I read a remarkable article today over at SCOTUSblog today by Yale Law Professor Abbe R Gluck, The Grant in King — Obamacare Subsidies as Textualism’s Big Test. She is a big advocate of textualism — the theory that judges should base the decisions only on the text of the law. As I discussed in, Originalism, Textualism, and Politics on the Supreme Court, this is usually misidentified as “originalism.” So textualism is the theory that supposedly animates such conservative judicial titans as Scalia and Thomas.
According to Gluck, the case in King v Burwell, which threatens to destroy Obamacare, is the ultimate test of textualism. If Scalia and company find for the plaintiffs, they will do so because they don’t like Obamacare and it will “threaten all that textualists have accomplished.” She argued that the case is not about what the law says versus what the intent of the legislators was — the critical issue in textualism. Rather it is all about what the law itself says. In fact, the plaintiffs can only make their case by resorting to non-textual arguments about what Congress did or did not mean when it wrote the law.

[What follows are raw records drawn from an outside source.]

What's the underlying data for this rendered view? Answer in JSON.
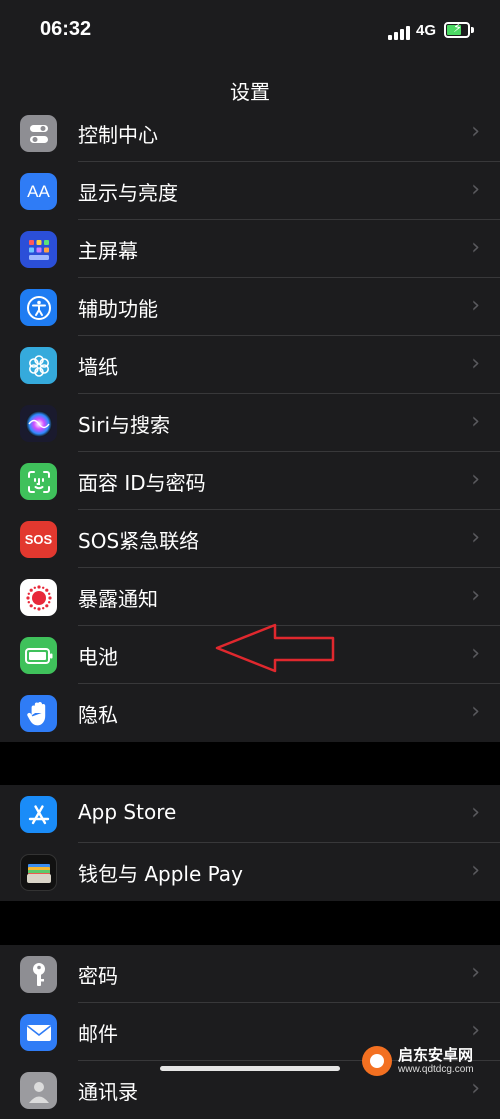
{
  "status": {
    "time": "06:32",
    "network": "4G"
  },
  "nav": {
    "title": "设置"
  },
  "colors": {
    "background": "#000000",
    "cell": "#1c1c1e",
    "separator": "#38383a",
    "annotation_arrow": "#e0282e"
  },
  "groups": [
    {
      "items": [
        {
          "label": "控制中心",
          "icon": "control-center-icon",
          "color": "#8e8e93"
        },
        {
          "label": "显示与亮度",
          "icon": "display-brightness-icon",
          "color": "#2f7cf6"
        },
        {
          "label": "主屏幕",
          "icon": "home-screen-icon",
          "color": "#2b4fd8"
        },
        {
          "label": "辅助功能",
          "icon": "accessibility-icon",
          "color": "#1f7cf2"
        },
        {
          "label": "墙纸",
          "icon": "wallpaper-icon",
          "color": "#35aadc"
        },
        {
          "label": "Siri与搜索",
          "icon": "siri-icon",
          "color": "#1a1a2e"
        },
        {
          "label": "面容 ID与密码",
          "icon": "face-id-icon",
          "color": "#3fc15b"
        },
        {
          "label": "SOS紧急联络",
          "icon": "sos-icon",
          "color": "#e2382f",
          "icon_text": "SOS"
        },
        {
          "label": "暴露通知",
          "icon": "exposure-notification-icon",
          "color": "#ffffff"
        },
        {
          "label": "电池",
          "icon": "battery-icon",
          "color": "#3fc15b"
        },
        {
          "label": "隐私",
          "icon": "privacy-hand-icon",
          "color": "#2f7cf6"
        }
      ]
    },
    {
      "items": [
        {
          "label": "App Store",
          "icon": "app-store-icon",
          "color": "#1a8cf8"
        },
        {
          "label": "钱包与 Apple Pay",
          "icon": "wallet-icon",
          "color": "#111111"
        }
      ]
    },
    {
      "items": [
        {
          "label": "密码",
          "icon": "key-icon",
          "color": "#8e8e93"
        },
        {
          "label": "邮件",
          "icon": "mail-icon",
          "color": "#2f7cf6"
        },
        {
          "label": "通讯录",
          "icon": "contacts-icon",
          "color": "#9b9b9f"
        }
      ]
    }
  ],
  "watermark": {
    "name": "启东安卓网",
    "url": "www.qdtdcg.com"
  }
}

She further noted that Scalia himself recently argued that “the fundamental canon of statutory construction that the words of a statute must be read in their context and with a view to their place in the overall statutory scheme.” And in another case he argued that the court should read legislation such that it “does least violence to the text.” So, is the “liberal” reading of the text this time the “textual” reading? It would seem so.
The critical clause that the plaintiffs have latched onto is in section 1401 that states that subsidies will be based upon the premiums found through the “Exchange established by the State under 1311.” Section 1311 gives the law about the state exchanges. But that isn’t the end of it:

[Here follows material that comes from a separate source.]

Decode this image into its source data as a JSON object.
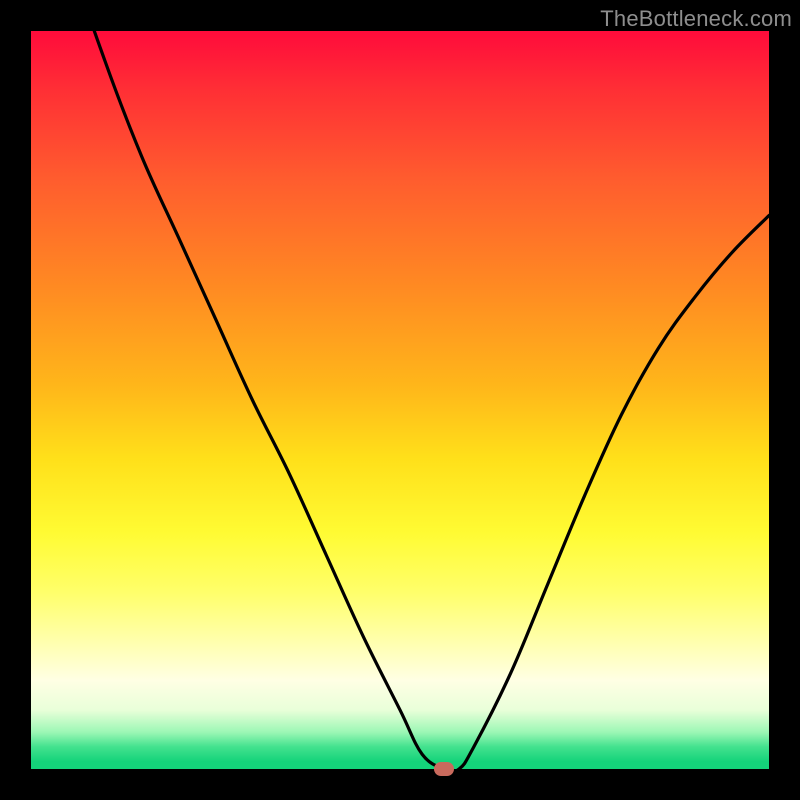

It seems pretty straight forward. The plaintiff’s case is dependent upon saying, “We know that Congress meant to not provide these subsidies to the states because they wanted to encourage the states to set up their own exchanges.” But this isn’t in the text of the law. I would add that the evidence of this being the case is pretty weak anyway. The interesting thing in this case is that it shows that the conservative efforts to destroy Obamacare has a scattershot approach. I doubt very seriously that the people at the Cato Institute who came up with this idea thought very much of it. But the idea is just to throw everything at the courts and hope something sticks. The last time it did, it was, “Could the government force people to eat broccoli?!”

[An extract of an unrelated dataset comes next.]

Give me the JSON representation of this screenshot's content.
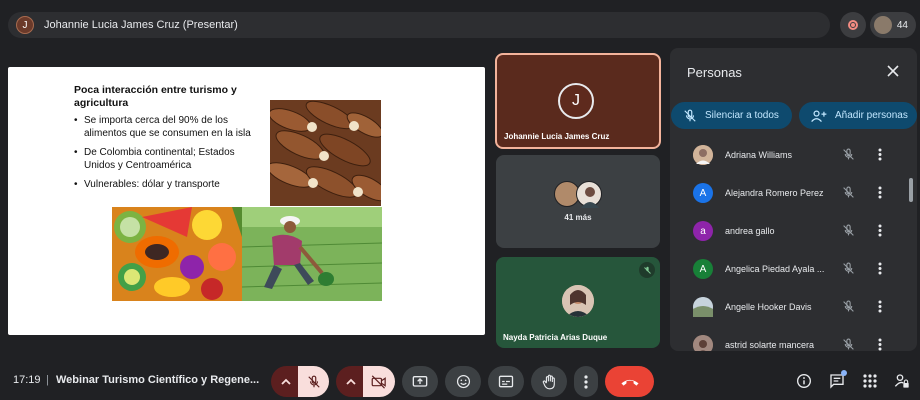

Gluck seems a little freaked out about this case. I can’t speak for her, but I assume she’s thinking the same thing that I am: the conservative textualists don’t much believe in the theory. It has always been a simple justification for coming to their conservative (neolithic) decisions. And now that a case comes up where the choice is either to apply the textualism they supposedly believe in or to destroy a law they don’t like for other reasons, they will simply abandon textualism.
Of course, here we are primarily talking about the two justices: Scalia and Thomas. Kennedy and Alito will vote for the plaintiffs just because they hate the law. That leaves Roberts, who voted to uphold the law in National Federation of Independent Business v Sebelius. Wouldn’t he vote to uphold it again? Probably not. As Bill Gardner noted earlier today, this case allows the conservative justices to greatly harm the law (very likely fatally) without killing it outright. It doesn’t look good.
What’s sad about all this is that it shows what a sham the Supreme Court is. At this point, the conservatives on the court are as partisan as any member of Congress. I fully expect to see Scalia and Thomas cast aside all their high ideals for a chance to strike a blow against Obama’s most important piece of legislation. But it won’t matter. Anyone who is not already convinced that they are partisan hacks will never see what’s really going on.